**DIRECTIONS**. Your answer must be an exact copy of the records below.
#### SOURCE MATERIAL
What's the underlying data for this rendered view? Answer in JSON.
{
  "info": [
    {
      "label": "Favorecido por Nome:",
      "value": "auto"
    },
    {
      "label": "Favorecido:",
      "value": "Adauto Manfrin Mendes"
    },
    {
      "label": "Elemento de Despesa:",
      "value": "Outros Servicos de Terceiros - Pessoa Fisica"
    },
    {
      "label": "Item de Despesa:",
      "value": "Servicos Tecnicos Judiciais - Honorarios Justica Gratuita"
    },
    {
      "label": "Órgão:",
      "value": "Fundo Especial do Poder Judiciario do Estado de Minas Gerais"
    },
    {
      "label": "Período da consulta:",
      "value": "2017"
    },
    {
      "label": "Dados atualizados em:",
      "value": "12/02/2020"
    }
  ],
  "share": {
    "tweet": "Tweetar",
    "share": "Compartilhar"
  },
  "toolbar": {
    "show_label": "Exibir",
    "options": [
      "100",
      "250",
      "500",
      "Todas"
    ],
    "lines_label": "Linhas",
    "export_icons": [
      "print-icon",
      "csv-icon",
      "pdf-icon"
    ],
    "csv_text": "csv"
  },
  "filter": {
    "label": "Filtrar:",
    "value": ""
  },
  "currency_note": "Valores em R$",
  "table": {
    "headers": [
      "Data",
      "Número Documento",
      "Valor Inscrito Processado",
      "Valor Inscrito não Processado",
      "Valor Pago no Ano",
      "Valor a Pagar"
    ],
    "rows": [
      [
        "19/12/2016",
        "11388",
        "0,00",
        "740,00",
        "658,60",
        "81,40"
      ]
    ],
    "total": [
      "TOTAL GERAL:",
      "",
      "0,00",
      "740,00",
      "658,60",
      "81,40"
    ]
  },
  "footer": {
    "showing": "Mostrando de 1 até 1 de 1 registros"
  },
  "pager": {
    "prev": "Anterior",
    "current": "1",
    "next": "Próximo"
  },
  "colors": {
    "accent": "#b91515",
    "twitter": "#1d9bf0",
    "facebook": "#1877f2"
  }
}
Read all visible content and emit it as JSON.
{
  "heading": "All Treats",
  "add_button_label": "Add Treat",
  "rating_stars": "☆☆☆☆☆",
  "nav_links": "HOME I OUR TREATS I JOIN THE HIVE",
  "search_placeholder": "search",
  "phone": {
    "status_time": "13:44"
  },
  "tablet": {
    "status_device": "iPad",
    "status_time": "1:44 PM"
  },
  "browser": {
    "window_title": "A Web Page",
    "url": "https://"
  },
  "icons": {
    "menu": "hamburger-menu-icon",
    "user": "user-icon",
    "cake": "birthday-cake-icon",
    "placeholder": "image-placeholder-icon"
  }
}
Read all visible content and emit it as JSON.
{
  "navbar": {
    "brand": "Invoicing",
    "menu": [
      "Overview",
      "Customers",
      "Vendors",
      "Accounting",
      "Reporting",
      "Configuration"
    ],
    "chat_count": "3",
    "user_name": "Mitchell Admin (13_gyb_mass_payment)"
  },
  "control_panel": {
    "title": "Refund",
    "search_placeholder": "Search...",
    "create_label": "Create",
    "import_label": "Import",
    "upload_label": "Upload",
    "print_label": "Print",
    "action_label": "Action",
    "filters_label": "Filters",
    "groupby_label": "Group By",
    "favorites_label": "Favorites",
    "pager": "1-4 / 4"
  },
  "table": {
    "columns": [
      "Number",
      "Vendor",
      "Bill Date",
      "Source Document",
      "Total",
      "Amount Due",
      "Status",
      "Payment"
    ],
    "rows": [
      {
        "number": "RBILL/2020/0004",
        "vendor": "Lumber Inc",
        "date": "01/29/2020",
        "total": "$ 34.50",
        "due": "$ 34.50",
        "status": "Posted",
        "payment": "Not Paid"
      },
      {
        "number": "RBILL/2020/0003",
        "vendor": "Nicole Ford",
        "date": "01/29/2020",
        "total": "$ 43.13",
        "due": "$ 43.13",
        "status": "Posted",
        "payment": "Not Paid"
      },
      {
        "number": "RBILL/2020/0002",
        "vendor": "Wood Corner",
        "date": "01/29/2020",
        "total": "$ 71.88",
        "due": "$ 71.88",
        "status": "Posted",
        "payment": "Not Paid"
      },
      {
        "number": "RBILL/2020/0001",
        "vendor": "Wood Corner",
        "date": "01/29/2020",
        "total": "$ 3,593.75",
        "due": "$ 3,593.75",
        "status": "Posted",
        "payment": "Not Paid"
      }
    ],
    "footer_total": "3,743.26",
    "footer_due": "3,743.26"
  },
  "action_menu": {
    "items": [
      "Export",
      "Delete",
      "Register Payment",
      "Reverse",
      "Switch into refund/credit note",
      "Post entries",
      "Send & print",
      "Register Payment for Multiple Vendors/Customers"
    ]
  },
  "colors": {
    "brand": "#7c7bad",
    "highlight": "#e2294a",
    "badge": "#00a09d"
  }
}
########
**WRITTEN REPLY**.
What's the underlying data for this rendered view? Answer in JSON.
{
  "info": [
    {
      "label": "Favorecido por Nome:",
      "value": "auto"
    },
    {
      "label": "Favorecido:",
      "value": "Adauto Manfrin Mendes"
    },
    {
      "label": "Elemento de Despesa:",
      "value": "Outros Servicos de Terceiros - Pessoa Fisica"
    },
    {
      "label": "Item de Despesa:",
      "value": "Servicos Tecnicos Judiciais - Honorarios Justica Gratuita"
    },
    {
      "label": "Órgão:",
      "value": "Fundo Especial do Poder Judiciario do Estado de Minas Gerais"
    },
    {
      "label": "Período da consulta:",
      "value": "2017"
    },
    {
      "label": "Dados atualizados em:",
      "value": "12/02/2020"
    }
  ],
  "share": {
    "tweet": "Tweetar",
    "share": "Compartilhar"
  },
  "toolbar": {
    "show_label": "Exibir",
    "options": [
      "100",
      "250",
      "500",
      "Todas"
    ],
    "lines_label": "Linhas",
    "export_icons": [
      "print-icon",
      "csv-icon",
      "pdf-icon"
    ],
    "csv_text": "csv"
  },
  "filter": {
    "label": "Filtrar:",
    "value": ""
  },
  "currency_note": "Valores em R$",
  "table": {
    "headers": [
      "Data",
      "Número Documento",
      "Valor Inscrito Processado",
      "Valor Inscrito não Processado",
      "Valor Pago no Ano",
      "Valor a Pagar"
    ],
    "rows": [
      [
        "19/12/2016",
        "11388",
        "0,00",
        "740,00",
        "658,60",
        "81,40"
      ]
    ],
    "total": [
      "TOTAL GERAL:",
      "",
      "0,00",
      "740,00",
      "658,60",
      "81,40"
    ]
  },
  "footer": {
    "showing": "Mostrando de 1 até 1 de 1 registros"
  },
  "pager": {
    "prev": "Anterior",
    "current": "1",
    "next": "Próximo"
  },
  "colors": {
    "accent": "#b91515",
    "twitter": "#1d9bf0",
    "facebook": "#1877f2"
  }
}
Read all visible content and emit it as JSON.
{
  "heading": "All Treats",
  "add_button_label": "Add Treat",
  "rating_stars": "☆☆☆☆☆",
  "nav_links": "HOME I OUR TREATS I JOIN THE HIVE",
  "search_placeholder": "search",
  "phone": {
    "status_time": "13:44"
  },
  "tablet": {
    "status_device": "iPad",
    "status_time": "1:44 PM"
  },
  "browser": {
    "window_title": "A Web Page",
    "url": "https://"
  },
  "icons": {
    "menu": "hamburger-menu-icon",
    "user": "user-icon",
    "cake": "birthday-cake-icon",
    "placeholder": "image-placeholder-icon"
  }
}
Read all visible content and emit it as JSON.
{
  "navbar": {
    "brand": "Invoicing",
    "menu": [
      "Overview",
      "Customers",
      "Vendors",
      "Accounting",
      "Reporting",
      "Configuration"
    ],
    "chat_count": "3",
    "user_name": "Mitchell Admin (13_gyb_mass_payment)"
  },
  "control_panel": {
    "title": "Refund",
    "search_placeholder": "Search...",
    "create_label": "Create",
    "import_label": "Import",
    "upload_label": "Upload",
    "print_label": "Print",
    "action_label": "Action",
    "filters_label": "Filters",
    "groupby_label": "Group By",
    "favorites_label": "Favorites",
    "pager": "1-4 / 4"
  },
  "table": {
    "columns": [
      "Number",
      "Vendor",
      "Bill Date",
      "Source Document",
      "Total",
      "Amount Due",
      "Status",
      "Payment"
    ],
    "rows": [
      {
        "number": "RBILL/2020/0004",
        "vendor": "Lumber Inc",
        "date": "01/29/2020",
        "total": "$ 34.50",
        "due": "$ 34.50",
        "status": "Posted",
        "payment": "Not Paid"
      },
      {
        "number": "RBILL/2020/0003",
        "vendor": "Nicole Ford",
        "date": "01/29/2020",
        "total": "$ 43.13",
        "due": "$ 43.13",
        "status": "Posted",
        "payment": "Not Paid"
      },
      {
        "number": "RBILL/2020/0002",
        "vendor": "Wood Corner",
        "date": "01/29/2020",
        "total": "$ 71.88",
        "due": "$ 71.88",
        "status": "Posted",
        "payment": "Not Paid"
      },
      {
        "number": "RBILL/2020/0001",
        "vendor": "Wood Corner",
        "date": "01/29/2020",
        "total": "$ 3,593.75",
        "due": "$ 3,593.75",
        "status": "Posted",
        "payment": "Not Paid"
      }
    ],
    "footer_total": "3,743.26",
    "footer_due": "3,743.26"
  },
  "action_menu": {
    "items": [
      "Export",
      "Delete",
      "Register Payment",
      "Reverse",
      "Switch into refund/credit note",
      "Post entries",
      "Send & print",
      "Register Payment for Multiple Vendors/Customers"
    ]
  },
  "colors": {
    "brand": "#7c7bad",
    "highlight": "#e2294a",
    "badge": "#00a09d"
  }
}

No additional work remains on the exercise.